Bill George Chicago Bears & Los Angeles Rams

"They’re (Games are) won first by preparation and second by desire.”

Bill George was the Chicago Bears’ second-round draft pick in 1951. He began his pro football career the following year as a middle guard in the then-standard five-man defensive front. Two years later, in a game against the Philadelphia Eagles, George made a now historic move that permanently changed defensive strategy in the National Football League.

On passing plays, George’s job was to bump the center and then drop back. George, noting the Eagles success at completing short passes just over his head, decided to skip the center bump and drop back immediately. Two plays later he caught the first of his 18 pro interceptions. While no one can swear which middle guard in a five-man line first dropped back to play middle linebacker and create the classic 4-3 defense, George is the most popular choice.

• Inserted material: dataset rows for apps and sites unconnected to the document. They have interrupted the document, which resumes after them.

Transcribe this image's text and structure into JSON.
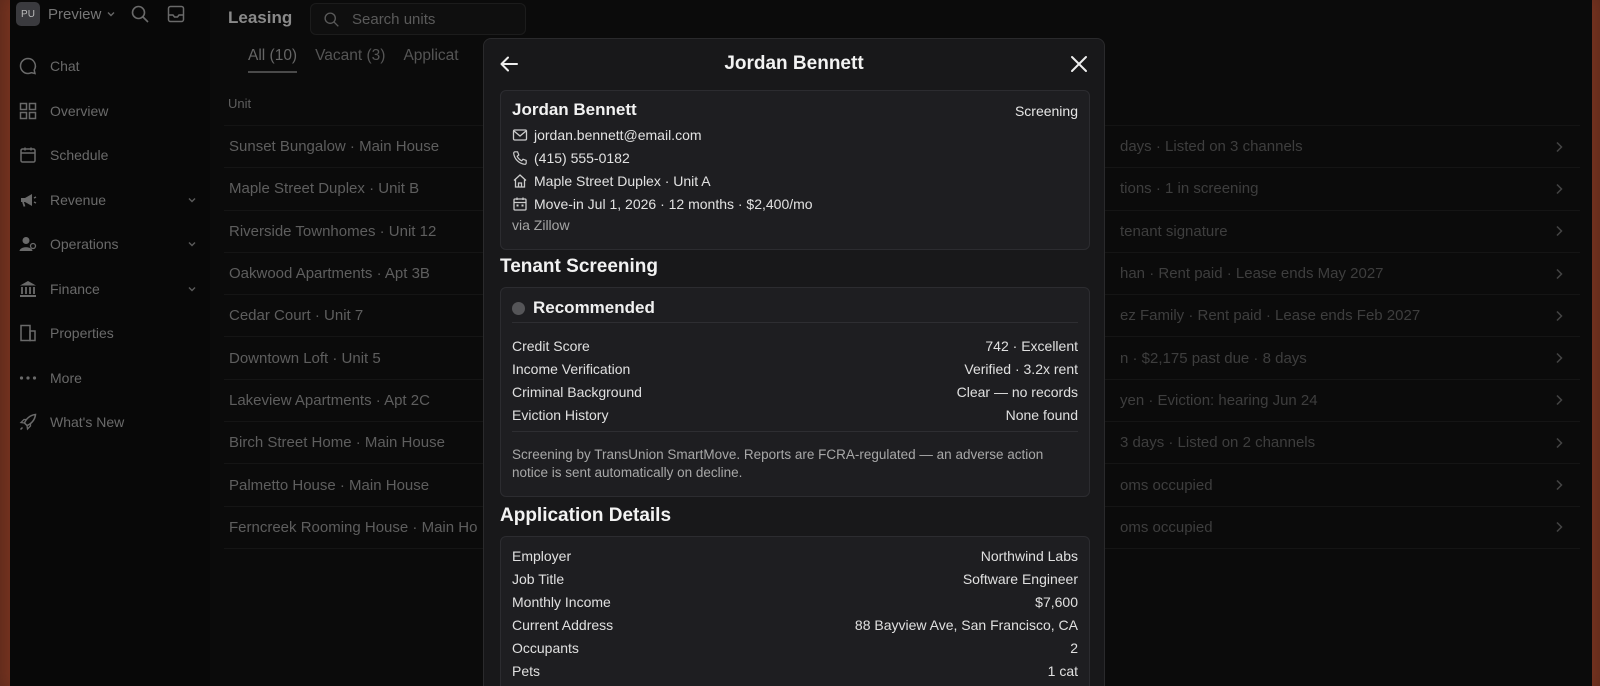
{
  "workspace": {
    "initials": "PU",
    "name": "Preview"
  },
  "nav": [
    {
      "label": "Chat",
      "icon": "chat-icon",
      "expandable": false
    },
    {
      "label": "Overview",
      "icon": "grid-icon",
      "expandable": false
    },
    {
      "label": "Schedule",
      "icon": "calendar-icon",
      "expandable": false
    },
    {
      "label": "Revenue",
      "icon": "megaphone-icon",
      "expandable": true
    },
    {
      "label": "Operations",
      "icon": "people-icon",
      "expandable": true
    },
    {
      "label": "Finance",
      "icon": "bank-icon",
      "expandable": true
    },
    {
      "label": "Properties",
      "icon": "building-icon",
      "expandable": false
    },
    {
      "label": "More",
      "icon": "more-icon",
      "expandable": false
    },
    {
      "label": "What's New",
      "icon": "rocket-icon",
      "expandable": false
    }
  ],
  "main": {
    "title": "Leasing",
    "search_placeholder": "Search units",
    "tabs": [
      {
        "label": "All (10)",
        "active": true
      },
      {
        "label": "Vacant (3)",
        "active": false
      },
      {
        "label": "Applicat",
        "active": false
      }
    ],
    "column_header": "Unit",
    "rows": [
      {
        "unit": "Sunset Bungalow · Main House",
        "status": "days · Listed on 3 channels"
      },
      {
        "unit": "Maple Street Duplex · Unit B",
        "status": "tions · 1 in screening"
      },
      {
        "unit": "Riverside Townhomes · Unit 12",
        "status": "tenant signature"
      },
      {
        "unit": "Oakwood Apartments · Apt 3B",
        "status": "han · Rent paid · Lease ends May 2027"
      },
      {
        "unit": "Cedar Court · Unit 7",
        "status": "ez Family · Rent paid · Lease ends Feb 2027"
      },
      {
        "unit": "Downtown Loft · Unit 5",
        "status": "n · $2,175 past due · 8 days"
      },
      {
        "unit": "Lakeview Apartments · Apt 2C",
        "status": "yen · Eviction: hearing Jun 24"
      },
      {
        "unit": "Birch Street Home · Main House",
        "status": "3 days · Listed on 2 channels"
      },
      {
        "unit": "Palmetto House · Main House",
        "status": "oms occupied"
      },
      {
        "unit": "Ferncreek Rooming House · Main Ho",
        "status": "oms occupied"
      }
    ]
  },
  "modal": {
    "title": "Jordan Bennett",
    "candidate": {
      "name": "Jordan Bennett",
      "status": "Screening",
      "email": "jordan.bennett@email.com",
      "phone": "(415) 555-0182",
      "property": "Maple Street Duplex · Unit A",
      "move_in": "Move-in Jul 1, 2026 · 12 months · $2,400/mo",
      "source": "via Zillow"
    },
    "screening": {
      "section_title": "Tenant Screening",
      "result": "Recommended",
      "items": [
        {
          "label": "Credit Score",
          "value": "742 · Excellent"
        },
        {
          "label": "Income Verification",
          "value": "Verified · 3.2x rent"
        },
        {
          "label": "Criminal Background",
          "value": "Clear — no records"
        },
        {
          "label": "Eviction History",
          "value": "None found"
        }
      ],
      "note": "Screening by TransUnion SmartMove. Reports are FCRA-regulated — an adverse action notice is sent automatically on decline."
    },
    "application": {
      "section_title": "Application Details",
      "items": [
        {
          "label": "Employer",
          "value": "Northwind Labs"
        },
        {
          "label": "Job Title",
          "value": "Software Engineer"
        },
        {
          "label": "Monthly Income",
          "value": "$7,600"
        },
        {
          "label": "Current Address",
          "value": "88 Bayview Ave, San Francisco, CA"
        },
        {
          "label": "Occupants",
          "value": "2"
        },
        {
          "label": "Pets",
          "value": "1 cat"
        }
      ]
    }
  }
}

Certainly he was the first to star at the middle linebacker position. It was his ability to diagnose and react quickly that led the Bears to believe he could move that step or two backwards and become a super middle linebacker – a demanding position requiring sometimes pass rushing and sometimes pass defense, along with sure tackling, the speed to move from sideline to sideline, the agility to avoid blockers, and a keen sense of anticipation.

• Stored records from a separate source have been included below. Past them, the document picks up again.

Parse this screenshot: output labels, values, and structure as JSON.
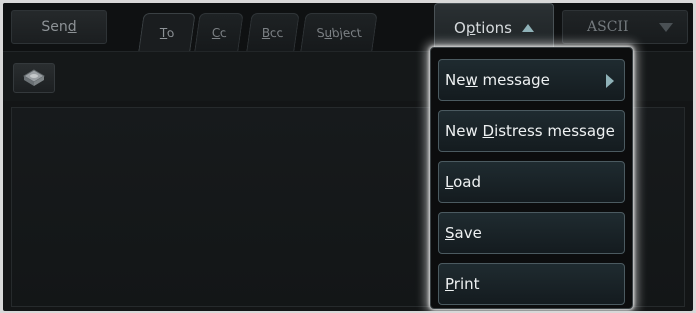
{
  "toolbar": {
    "send": {
      "pre": "Sen",
      "ul": "d",
      "post": ""
    },
    "options": {
      "pre": "O",
      "ul": "p",
      "post": "tions"
    },
    "ascii": "ASCII",
    "attach_icon": "drive-icon"
  },
  "tabs": [
    {
      "pre": "",
      "ul": "T",
      "post": "o"
    },
    {
      "pre": "",
      "ul": "C",
      "post": "c"
    },
    {
      "pre": "",
      "ul": "B",
      "post": "cc"
    },
    {
      "pre": "S",
      "ul": "u",
      "post": "bject"
    }
  ],
  "menu": {
    "items": [
      {
        "pre": "Ne",
        "ul": "w",
        "post": " message"
      },
      {
        "pre": "New ",
        "ul": "D",
        "post": "istress message"
      },
      {
        "pre": "",
        "ul": "L",
        "post": "oad"
      },
      {
        "pre": "",
        "ul": "S",
        "post": "ave"
      },
      {
        "pre": "",
        "ul": "P",
        "post": "rint"
      }
    ]
  },
  "colors": {
    "accent": "#8fb2b8",
    "menu_border": "#4b5a60"
  }
}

During the 1950’s and early 1960’s, the Bears were known for their outstanding defensive teams and George was a major part reason for their fame. A ferocious all-out player, he was named All-NFL choice eight times – seven consecutive seasons (1955-1961) and then an eighth in 1963 when he was the leader of the defensive that figured in the Bears 14-10 championship win over the New York Giants.

He was also selected to play in eight consecutive Pro Bowls, 1955-1962. In addition to his eighteen career interceptions, George also recovered nineteen fumbles, and in 1954 scored 25 points on thirteen PATs and four field goals.